But this year, I played it smart, or so I thought. A couple of weeks before school started, I brought them to the store with me to get jeans. This was opposed to the usual trial and error system of buying a pair or two, taking them home and seeing if they fit, then going back to the store and either repeating the process or buying ten more pairs. I did this because, as we all know and as my friend and guest blogger, Rick Kaempfer, so eloquently states, "Taking a boy to a clothing store is the equivalent of poking him in the eye with a sharp stick."

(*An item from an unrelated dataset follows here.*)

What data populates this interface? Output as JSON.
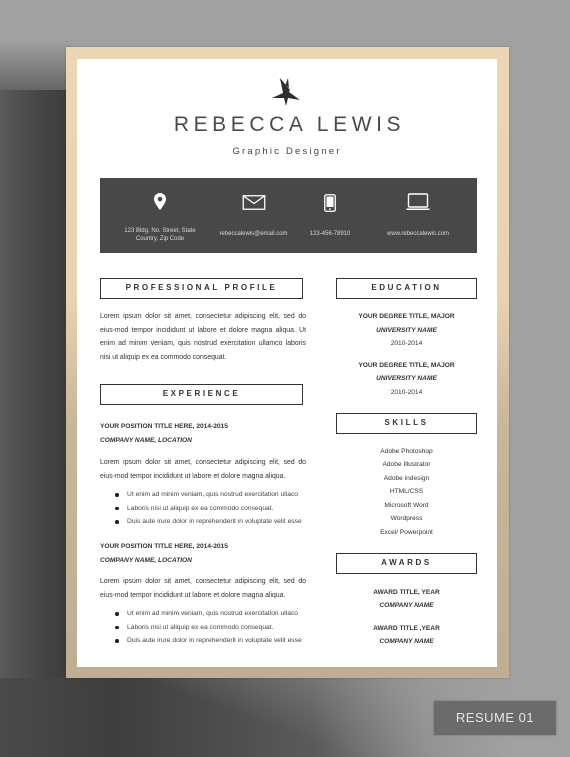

At the store, they tried on every single pair of jeans. And they fit. Levi's 505, 32W 34L. In fact, on one son more so than on the other (no names here, please), the 32W was a bit snug and I contemplated going a size up, but finally decided against it, going home with 14 pairs of 32W 34L Levis jeans. Cha-ching.
What was the one egregious oversight in my planning, when I for once, finally, had planned ahead? Cross-Country.
Practice started three weeks before school, about the time we bought the jeans. They ran, and still run, every day. For miles. Following a comparatively sedentary summer, after six weeks of Cross-Country my sons' jeans were hanging off their hips. Their boxers were showing.
"Oh my God," I thought. "They're gangstas."
And while I know the only weapon I might find in one of their baggy pants pockets would be a number two pencil or stale granola bar wrapper, I still worry at the message these jeans send, because my sons walk the city streets and take public transportation; I don't want any real gangstas messing with them.
Kyle begged me to go back to the store, to get new pants. From the other room my husband heard the "Cha-ching" of this solution and came into the kitchen with his own. "We call them belts."
"You really do want us to get beat up."
Usually my sons grow out of jeans by growing taller. In the past few years, I've been to the store for longer jeans so frequently they know me at Kohl's now.
"Back for the 30-Longs Mrs. Strickland?"
"Back for the 32-Longs Mrs. Strickland?"
Repeat every three months.
Going back to the store for smaller jeans? They might take away my Kohl's super-savings coupons!
I'm hoping this gangsta jeans issue will go away in the way it should; my sons will grow into their new jeans. In the meantime, I've come up with my own solution, to help the situation along. "Just eat more," I said.
I know, Honey. Cha-ching.